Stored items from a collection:
_ _ _ _ _

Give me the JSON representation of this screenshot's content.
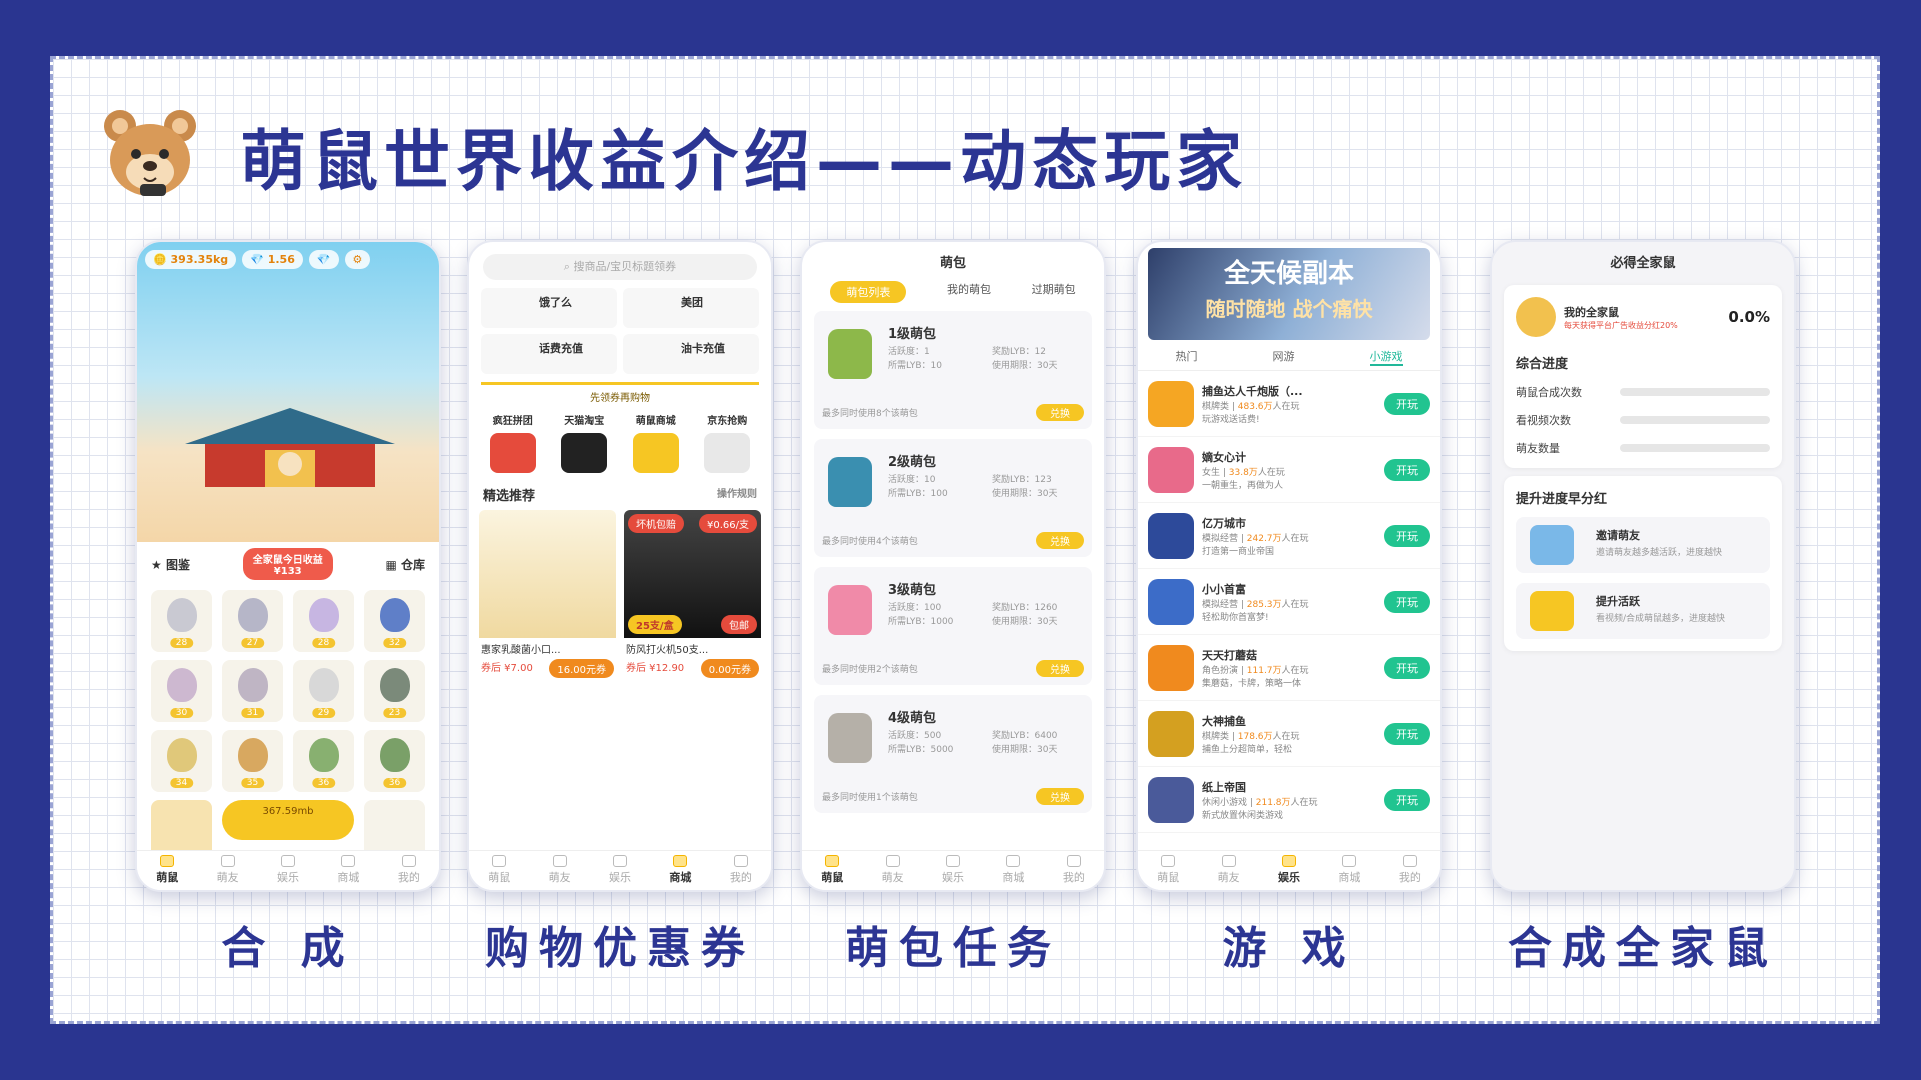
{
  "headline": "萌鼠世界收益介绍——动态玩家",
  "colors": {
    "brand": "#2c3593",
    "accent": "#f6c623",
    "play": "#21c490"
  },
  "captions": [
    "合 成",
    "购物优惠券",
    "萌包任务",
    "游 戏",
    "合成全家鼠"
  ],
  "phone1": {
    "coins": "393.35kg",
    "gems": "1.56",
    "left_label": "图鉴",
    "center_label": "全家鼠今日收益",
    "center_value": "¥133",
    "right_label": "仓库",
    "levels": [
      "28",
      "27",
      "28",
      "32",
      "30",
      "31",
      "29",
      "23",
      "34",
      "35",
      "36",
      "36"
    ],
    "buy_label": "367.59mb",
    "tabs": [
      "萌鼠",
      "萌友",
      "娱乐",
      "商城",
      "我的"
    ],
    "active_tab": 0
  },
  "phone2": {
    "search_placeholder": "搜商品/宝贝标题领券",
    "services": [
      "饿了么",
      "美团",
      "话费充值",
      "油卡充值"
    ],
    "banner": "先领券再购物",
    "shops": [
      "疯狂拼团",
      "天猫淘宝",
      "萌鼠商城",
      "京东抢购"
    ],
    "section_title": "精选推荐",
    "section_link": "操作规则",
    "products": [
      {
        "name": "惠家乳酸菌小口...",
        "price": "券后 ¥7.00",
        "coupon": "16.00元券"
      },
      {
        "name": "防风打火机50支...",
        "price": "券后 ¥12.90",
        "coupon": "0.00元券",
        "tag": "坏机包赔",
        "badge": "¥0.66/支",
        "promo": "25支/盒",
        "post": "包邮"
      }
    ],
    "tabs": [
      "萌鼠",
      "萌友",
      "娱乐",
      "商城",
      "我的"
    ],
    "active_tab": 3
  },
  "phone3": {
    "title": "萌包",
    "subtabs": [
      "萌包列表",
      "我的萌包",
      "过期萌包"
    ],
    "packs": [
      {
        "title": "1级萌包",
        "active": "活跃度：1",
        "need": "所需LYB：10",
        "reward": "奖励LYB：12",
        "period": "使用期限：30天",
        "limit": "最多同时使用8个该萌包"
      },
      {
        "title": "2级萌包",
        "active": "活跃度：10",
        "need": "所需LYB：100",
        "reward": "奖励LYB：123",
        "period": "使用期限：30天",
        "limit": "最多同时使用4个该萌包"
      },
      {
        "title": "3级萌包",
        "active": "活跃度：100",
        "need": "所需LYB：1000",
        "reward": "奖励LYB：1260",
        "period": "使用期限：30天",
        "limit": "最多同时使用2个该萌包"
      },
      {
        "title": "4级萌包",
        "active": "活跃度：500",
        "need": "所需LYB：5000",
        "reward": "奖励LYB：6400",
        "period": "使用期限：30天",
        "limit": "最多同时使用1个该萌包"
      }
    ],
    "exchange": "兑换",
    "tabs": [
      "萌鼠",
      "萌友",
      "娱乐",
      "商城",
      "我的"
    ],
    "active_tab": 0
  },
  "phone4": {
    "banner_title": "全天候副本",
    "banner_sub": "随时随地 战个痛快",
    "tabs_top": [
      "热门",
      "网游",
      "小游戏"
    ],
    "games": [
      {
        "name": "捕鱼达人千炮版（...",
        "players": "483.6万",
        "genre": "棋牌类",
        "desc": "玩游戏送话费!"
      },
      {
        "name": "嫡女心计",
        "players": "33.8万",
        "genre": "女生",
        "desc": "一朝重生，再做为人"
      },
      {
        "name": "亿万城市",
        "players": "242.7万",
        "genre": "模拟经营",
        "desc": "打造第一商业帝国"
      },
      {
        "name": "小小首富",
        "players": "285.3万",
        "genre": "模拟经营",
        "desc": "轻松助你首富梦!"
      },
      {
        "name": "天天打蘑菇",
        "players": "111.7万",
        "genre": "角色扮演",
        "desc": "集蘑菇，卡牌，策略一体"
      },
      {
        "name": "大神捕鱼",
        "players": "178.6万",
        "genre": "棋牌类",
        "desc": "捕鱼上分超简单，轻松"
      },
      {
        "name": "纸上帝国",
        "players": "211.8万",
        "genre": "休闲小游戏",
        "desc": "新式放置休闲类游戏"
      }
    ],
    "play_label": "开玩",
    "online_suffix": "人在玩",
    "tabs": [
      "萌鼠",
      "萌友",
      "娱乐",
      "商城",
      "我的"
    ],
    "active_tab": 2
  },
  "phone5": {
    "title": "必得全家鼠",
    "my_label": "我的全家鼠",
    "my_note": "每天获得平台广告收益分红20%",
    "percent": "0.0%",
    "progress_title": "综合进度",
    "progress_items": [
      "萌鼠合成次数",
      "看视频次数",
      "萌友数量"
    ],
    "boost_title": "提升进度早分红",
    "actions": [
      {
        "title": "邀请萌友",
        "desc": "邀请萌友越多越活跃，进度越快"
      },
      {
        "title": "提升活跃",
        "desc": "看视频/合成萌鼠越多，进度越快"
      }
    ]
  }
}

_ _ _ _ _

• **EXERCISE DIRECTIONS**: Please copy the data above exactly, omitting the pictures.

• **YOUR SOLUTION**:
Give me the JSON representation of this screenshot's content.
{
  "headline": "萌鼠世界收益介绍——动态玩家",
  "colors": {
    "brand": "#2c3593",
    "accent": "#f6c623",
    "play": "#21c490"
  },
  "captions": [
    "合 成",
    "购物优惠券",
    "萌包任务",
    "游 戏",
    "合成全家鼠"
  ],
  "phone1": {
    "coins": "393.35kg",
    "gems": "1.56",
    "left_label": "图鉴",
    "center_label": "全家鼠今日收益",
    "center_value": "¥133",
    "right_label": "仓库",
    "levels": [
      "28",
      "27",
      "28",
      "32",
      "30",
      "31",
      "29",
      "23",
      "34",
      "35",
      "36",
      "36"
    ],
    "buy_label": "367.59mb",
    "tabs": [
      "萌鼠",
      "萌友",
      "娱乐",
      "商城",
      "我的"
    ],
    "active_tab": 0
  },
  "phone2": {
    "search_placeholder": "搜商品/宝贝标题领券",
    "services": [
      "饿了么",
      "美团",
      "话费充值",
      "油卡充值"
    ],
    "banner": "先领券再购物",
    "shops": [
      "疯狂拼团",
      "天猫淘宝",
      "萌鼠商城",
      "京东抢购"
    ],
    "section_title": "精选推荐",
    "section_link": "操作规则",
    "products": [
      {
        "name": "惠家乳酸菌小口...",
        "price": "券后 ¥7.00",
        "coupon": "16.00元券"
      },
      {
        "name": "防风打火机50支...",
        "price": "券后 ¥12.90",
        "coupon": "0.00元券",
        "tag": "坏机包赔",
        "badge": "¥0.66/支",
        "promo": "25支/盒",
        "post": "包邮"
      }
    ],
    "tabs": [
      "萌鼠",
      "萌友",
      "娱乐",
      "商城",
      "我的"
    ],
    "active_tab": 3
  },
  "phone3": {
    "title": "萌包",
    "subtabs": [
      "萌包列表",
      "我的萌包",
      "过期萌包"
    ],
    "packs": [
      {
        "title": "1级萌包",
        "active": "活跃度：1",
        "need": "所需LYB：10",
        "reward": "奖励LYB：12",
        "period": "使用期限：30天",
        "limit": "最多同时使用8个该萌包"
      },
      {
        "title": "2级萌包",
        "active": "活跃度：10",
        "need": "所需LYB：100",
        "reward": "奖励LYB：123",
        "period": "使用期限：30天",
        "limit": "最多同时使用4个该萌包"
      },
      {
        "title": "3级萌包",
        "active": "活跃度：100",
        "need": "所需LYB：1000",
        "reward": "奖励LYB：1260",
        "period": "使用期限：30天",
        "limit": "最多同时使用2个该萌包"
      },
      {
        "title": "4级萌包",
        "active": "活跃度：500",
        "need": "所需LYB：5000",
        "reward": "奖励LYB：6400",
        "period": "使用期限：30天",
        "limit": "最多同时使用1个该萌包"
      }
    ],
    "exchange": "兑换",
    "tabs": [
      "萌鼠",
      "萌友",
      "娱乐",
      "商城",
      "我的"
    ],
    "active_tab": 0
  },
  "phone4": {
    "banner_title": "全天候副本",
    "banner_sub": "随时随地 战个痛快",
    "tabs_top": [
      "热门",
      "网游",
      "小游戏"
    ],
    "games": [
      {
        "name": "捕鱼达人千炮版（...",
        "players": "483.6万",
        "genre": "棋牌类",
        "desc": "玩游戏送话费!"
      },
      {
        "name": "嫡女心计",
        "players": "33.8万",
        "genre": "女生",
        "desc": "一朝重生，再做为人"
      },
      {
        "name": "亿万城市",
        "players": "242.7万",
        "genre": "模拟经营",
        "desc": "打造第一商业帝国"
      },
      {
        "name": "小小首富",
        "players": "285.3万",
        "genre": "模拟经营",
        "desc": "轻松助你首富梦!"
      },
      {
        "name": "天天打蘑菇",
        "players": "111.7万",
        "genre": "角色扮演",
        "desc": "集蘑菇，卡牌，策略一体"
      },
      {
        "name": "大神捕鱼",
        "players": "178.6万",
        "genre": "棋牌类",
        "desc": "捕鱼上分超简单，轻松"
      },
      {
        "name": "纸上帝国",
        "players": "211.8万",
        "genre": "休闲小游戏",
        "desc": "新式放置休闲类游戏"
      }
    ],
    "play_label": "开玩",
    "online_suffix": "人在玩",
    "tabs": [
      "萌鼠",
      "萌友",
      "娱乐",
      "商城",
      "我的"
    ],
    "active_tab": 2
  },
  "phone5": {
    "title": "必得全家鼠",
    "my_label": "我的全家鼠",
    "my_note": "每天获得平台广告收益分红20%",
    "percent": "0.0%",
    "progress_title": "综合进度",
    "progress_items": [
      "萌鼠合成次数",
      "看视频次数",
      "萌友数量"
    ],
    "boost_title": "提升进度早分红",
    "actions": [
      {
        "title": "邀请萌友",
        "desc": "邀请萌友越多越活跃，进度越快"
      },
      {
        "title": "提升活跃",
        "desc": "看视频/合成萌鼠越多，进度越快"
      }
    ]
  }
}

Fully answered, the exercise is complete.